Day 11 - GeoMon Geopark and the Great Orme Prehistoric Mine. We spend the first half of the day in the GeoMon Geopark on the island of Anglesey. Our first stop is South Stack Lighthouse on Holyhead. Here we get to see incredible folds in Precambrian rock and many seabirds. We then visit Parys Mountain. Here, smokers rising from under the seabed disseminated copper and other metals into the Silurian-age mudstones on the sea floor. During the 19th century, Parys Mountain was the largest copper producer in the world. Mining has taken place sporadically from Bronze Age to present times. Our next stop is at Llanfairpwllgwyngyllgogerychwyrndrobwyllllantysiliogogogoch, the longest place name in the world or Llanfair P.G. for short! Here we can see Precambrian blueschist rocks that were formed in a subduction zone. This is followed by a visit to the railway station and the famous place name signs. We then cross back to the mainland of Wales and driving through the World Heritage walled town of Conwy (part of Castles and Town Walls of King Edward in Gwynedd World Heritage Site) to reach the Great Orme prehistoric Copper Mine. Here we can descend into the mine shafts that were carved out by Bronze Age workers thousands of years ago. After visiting the Copper Mine we cross the border back into England, spending the final night of our tour in the historic and Roman City of Chester.

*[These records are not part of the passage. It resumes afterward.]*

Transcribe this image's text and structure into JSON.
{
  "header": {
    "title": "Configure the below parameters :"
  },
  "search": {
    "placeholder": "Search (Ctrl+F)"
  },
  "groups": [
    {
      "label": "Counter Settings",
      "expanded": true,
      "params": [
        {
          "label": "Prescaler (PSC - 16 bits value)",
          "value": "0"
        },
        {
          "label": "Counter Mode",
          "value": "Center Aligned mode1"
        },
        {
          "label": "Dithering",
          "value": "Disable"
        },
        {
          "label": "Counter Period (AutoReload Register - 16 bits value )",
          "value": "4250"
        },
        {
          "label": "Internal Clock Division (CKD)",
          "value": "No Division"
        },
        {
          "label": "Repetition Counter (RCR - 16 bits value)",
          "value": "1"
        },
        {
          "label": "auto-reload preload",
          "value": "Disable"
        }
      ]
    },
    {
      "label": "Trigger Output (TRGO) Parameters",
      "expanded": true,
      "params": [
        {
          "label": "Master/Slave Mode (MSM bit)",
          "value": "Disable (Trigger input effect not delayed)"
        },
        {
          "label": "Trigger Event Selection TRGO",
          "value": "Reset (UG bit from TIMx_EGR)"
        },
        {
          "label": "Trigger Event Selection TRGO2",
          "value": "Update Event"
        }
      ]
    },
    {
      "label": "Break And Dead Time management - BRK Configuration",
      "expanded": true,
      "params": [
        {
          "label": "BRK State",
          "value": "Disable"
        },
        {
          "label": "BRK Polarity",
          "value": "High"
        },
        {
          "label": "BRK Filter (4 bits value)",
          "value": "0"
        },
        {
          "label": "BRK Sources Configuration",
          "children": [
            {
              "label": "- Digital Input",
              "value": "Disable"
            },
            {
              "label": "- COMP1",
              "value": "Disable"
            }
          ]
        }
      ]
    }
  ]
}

Day 12- The tour ends in the City of Chester. From Chester it is easy to return to London by direct train (only 2 hours). We can help you buy your tickets. Before leaving Chester you may want to visit the Cathedral, the medieval 'Rows' (continuous half-timbered galleries, reached by steps, which form a second row of shops above those at street level) and the Roman amphitheatre.
carbon generated by this tour
= 0.353 Tonnes of C02
(calculated at https://www.carbonfootprint.com/calculator.aspx)
At no additional cost to you, GeoWorld Travel will offset the Carbon created by this tour using carbon offsetting company Carbon Footprint. A certificate for this offset will be supplied to you after the tour is completed.
It is your responsibility to book your travel to and from the start and finish of the tour, so if you would like to also carbon offset this cost please use our carbon offset calculator here.